==== Data extracts ====

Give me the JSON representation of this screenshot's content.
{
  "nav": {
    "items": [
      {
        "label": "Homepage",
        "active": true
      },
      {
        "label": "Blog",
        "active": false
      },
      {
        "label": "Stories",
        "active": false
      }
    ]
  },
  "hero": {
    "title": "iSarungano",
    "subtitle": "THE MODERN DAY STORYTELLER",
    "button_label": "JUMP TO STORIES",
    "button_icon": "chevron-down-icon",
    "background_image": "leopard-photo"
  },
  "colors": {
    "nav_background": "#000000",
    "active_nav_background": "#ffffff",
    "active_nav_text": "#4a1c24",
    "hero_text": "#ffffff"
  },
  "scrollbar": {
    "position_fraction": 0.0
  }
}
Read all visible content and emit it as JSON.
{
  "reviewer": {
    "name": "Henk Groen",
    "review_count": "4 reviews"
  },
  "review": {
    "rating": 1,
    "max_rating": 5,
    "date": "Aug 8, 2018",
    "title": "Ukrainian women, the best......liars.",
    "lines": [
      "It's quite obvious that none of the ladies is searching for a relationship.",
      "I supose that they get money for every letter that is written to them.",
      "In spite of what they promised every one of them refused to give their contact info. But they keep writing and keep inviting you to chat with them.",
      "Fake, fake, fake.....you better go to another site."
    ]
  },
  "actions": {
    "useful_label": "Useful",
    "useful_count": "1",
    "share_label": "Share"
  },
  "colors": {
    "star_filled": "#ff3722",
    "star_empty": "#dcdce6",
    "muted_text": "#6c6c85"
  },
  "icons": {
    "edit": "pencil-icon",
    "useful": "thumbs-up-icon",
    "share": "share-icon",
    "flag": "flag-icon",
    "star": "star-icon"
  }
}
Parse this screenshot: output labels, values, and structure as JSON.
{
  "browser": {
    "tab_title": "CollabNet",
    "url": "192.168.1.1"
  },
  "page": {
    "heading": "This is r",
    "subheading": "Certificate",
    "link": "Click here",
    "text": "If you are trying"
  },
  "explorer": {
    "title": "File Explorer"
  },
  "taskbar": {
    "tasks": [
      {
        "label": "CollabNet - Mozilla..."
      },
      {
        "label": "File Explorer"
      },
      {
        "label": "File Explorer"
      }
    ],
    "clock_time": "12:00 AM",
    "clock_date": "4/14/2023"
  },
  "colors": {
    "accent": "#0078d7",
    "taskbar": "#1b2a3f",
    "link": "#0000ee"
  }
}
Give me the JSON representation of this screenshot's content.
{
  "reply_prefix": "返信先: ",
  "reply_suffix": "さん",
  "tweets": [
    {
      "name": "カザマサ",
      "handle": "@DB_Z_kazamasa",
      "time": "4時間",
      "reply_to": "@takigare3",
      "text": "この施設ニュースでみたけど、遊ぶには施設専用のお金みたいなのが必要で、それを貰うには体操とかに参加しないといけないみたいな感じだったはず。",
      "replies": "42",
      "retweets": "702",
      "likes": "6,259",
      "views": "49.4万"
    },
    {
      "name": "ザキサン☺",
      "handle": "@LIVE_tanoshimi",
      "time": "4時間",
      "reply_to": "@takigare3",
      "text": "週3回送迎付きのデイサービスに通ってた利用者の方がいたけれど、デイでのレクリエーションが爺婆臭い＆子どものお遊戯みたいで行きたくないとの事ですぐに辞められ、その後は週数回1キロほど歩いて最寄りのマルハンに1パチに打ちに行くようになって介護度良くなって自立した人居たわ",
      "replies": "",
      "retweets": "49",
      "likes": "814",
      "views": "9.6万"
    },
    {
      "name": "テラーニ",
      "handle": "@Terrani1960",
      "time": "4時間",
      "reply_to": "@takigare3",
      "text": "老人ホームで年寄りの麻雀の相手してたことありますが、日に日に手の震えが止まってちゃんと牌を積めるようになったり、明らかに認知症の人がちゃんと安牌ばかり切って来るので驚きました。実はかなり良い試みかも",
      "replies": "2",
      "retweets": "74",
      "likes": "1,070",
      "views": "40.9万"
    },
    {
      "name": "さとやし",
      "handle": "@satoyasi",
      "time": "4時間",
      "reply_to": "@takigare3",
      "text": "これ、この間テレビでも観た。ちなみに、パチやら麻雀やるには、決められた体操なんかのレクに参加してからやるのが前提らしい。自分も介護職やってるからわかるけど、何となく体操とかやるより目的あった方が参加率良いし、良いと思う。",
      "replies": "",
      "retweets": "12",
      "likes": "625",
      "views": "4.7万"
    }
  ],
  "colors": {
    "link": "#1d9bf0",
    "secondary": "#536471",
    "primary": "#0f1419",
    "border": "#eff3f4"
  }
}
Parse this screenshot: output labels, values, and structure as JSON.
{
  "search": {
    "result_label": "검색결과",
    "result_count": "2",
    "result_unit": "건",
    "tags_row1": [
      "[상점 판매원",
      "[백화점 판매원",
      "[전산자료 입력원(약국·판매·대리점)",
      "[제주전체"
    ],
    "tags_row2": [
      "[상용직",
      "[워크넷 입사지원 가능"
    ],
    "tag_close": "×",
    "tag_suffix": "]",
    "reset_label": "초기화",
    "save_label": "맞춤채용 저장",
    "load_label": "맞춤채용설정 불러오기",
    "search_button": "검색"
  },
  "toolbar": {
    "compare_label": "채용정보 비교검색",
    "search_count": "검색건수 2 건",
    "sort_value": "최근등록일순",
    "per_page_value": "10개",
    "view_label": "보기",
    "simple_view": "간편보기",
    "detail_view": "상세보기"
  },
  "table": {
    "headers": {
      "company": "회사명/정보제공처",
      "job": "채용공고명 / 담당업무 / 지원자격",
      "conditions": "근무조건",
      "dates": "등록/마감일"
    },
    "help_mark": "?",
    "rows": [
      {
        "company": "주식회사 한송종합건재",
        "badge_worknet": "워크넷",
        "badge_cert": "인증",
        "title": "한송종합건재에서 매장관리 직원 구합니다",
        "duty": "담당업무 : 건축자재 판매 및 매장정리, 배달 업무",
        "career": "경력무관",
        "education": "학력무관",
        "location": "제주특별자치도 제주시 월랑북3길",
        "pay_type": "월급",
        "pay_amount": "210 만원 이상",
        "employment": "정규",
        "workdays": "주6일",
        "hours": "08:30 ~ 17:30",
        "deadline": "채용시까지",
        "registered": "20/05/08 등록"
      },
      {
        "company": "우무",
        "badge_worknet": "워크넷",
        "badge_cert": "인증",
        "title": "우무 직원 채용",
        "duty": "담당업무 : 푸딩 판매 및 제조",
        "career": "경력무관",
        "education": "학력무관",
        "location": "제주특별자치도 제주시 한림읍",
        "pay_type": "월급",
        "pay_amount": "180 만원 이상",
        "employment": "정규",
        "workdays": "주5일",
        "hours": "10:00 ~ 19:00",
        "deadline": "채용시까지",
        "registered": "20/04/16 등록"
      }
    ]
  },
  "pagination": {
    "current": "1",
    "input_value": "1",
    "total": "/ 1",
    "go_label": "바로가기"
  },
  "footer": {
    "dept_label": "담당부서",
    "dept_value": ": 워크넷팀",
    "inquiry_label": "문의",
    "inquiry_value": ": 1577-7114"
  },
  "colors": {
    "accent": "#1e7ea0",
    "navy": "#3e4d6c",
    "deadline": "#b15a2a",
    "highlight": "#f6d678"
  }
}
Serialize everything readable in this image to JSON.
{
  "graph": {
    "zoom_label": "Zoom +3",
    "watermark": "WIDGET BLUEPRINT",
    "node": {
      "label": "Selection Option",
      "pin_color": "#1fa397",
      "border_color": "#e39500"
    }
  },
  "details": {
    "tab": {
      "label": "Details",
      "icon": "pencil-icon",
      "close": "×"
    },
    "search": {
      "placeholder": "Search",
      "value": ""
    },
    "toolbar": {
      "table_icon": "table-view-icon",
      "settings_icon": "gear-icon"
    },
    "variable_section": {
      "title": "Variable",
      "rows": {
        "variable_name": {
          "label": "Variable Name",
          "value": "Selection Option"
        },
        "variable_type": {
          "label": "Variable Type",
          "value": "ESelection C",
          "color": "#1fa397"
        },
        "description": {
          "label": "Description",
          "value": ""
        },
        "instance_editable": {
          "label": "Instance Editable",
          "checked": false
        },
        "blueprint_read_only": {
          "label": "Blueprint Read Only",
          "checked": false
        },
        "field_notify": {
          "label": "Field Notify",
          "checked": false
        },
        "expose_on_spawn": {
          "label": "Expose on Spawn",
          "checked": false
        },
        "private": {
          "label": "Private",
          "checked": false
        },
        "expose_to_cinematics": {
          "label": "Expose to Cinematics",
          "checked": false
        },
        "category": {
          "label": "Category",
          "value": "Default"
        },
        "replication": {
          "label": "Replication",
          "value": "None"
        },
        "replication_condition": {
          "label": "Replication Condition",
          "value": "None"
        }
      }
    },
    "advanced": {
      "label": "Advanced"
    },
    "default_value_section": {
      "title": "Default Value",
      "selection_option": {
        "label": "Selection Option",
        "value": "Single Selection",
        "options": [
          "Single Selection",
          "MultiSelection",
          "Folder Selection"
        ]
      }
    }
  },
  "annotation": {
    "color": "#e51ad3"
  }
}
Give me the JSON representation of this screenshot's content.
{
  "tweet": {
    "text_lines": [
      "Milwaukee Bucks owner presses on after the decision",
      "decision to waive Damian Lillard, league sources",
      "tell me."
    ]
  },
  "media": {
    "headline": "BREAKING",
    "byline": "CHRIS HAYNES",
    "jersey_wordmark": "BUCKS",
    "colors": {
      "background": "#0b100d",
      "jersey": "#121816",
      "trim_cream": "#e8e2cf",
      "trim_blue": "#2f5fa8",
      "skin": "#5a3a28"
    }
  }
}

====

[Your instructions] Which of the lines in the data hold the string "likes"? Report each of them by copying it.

[Output for this task]
      "likes": "6,259",
      "likes": "814",
      "likes": "1,070",
      "likes": "625",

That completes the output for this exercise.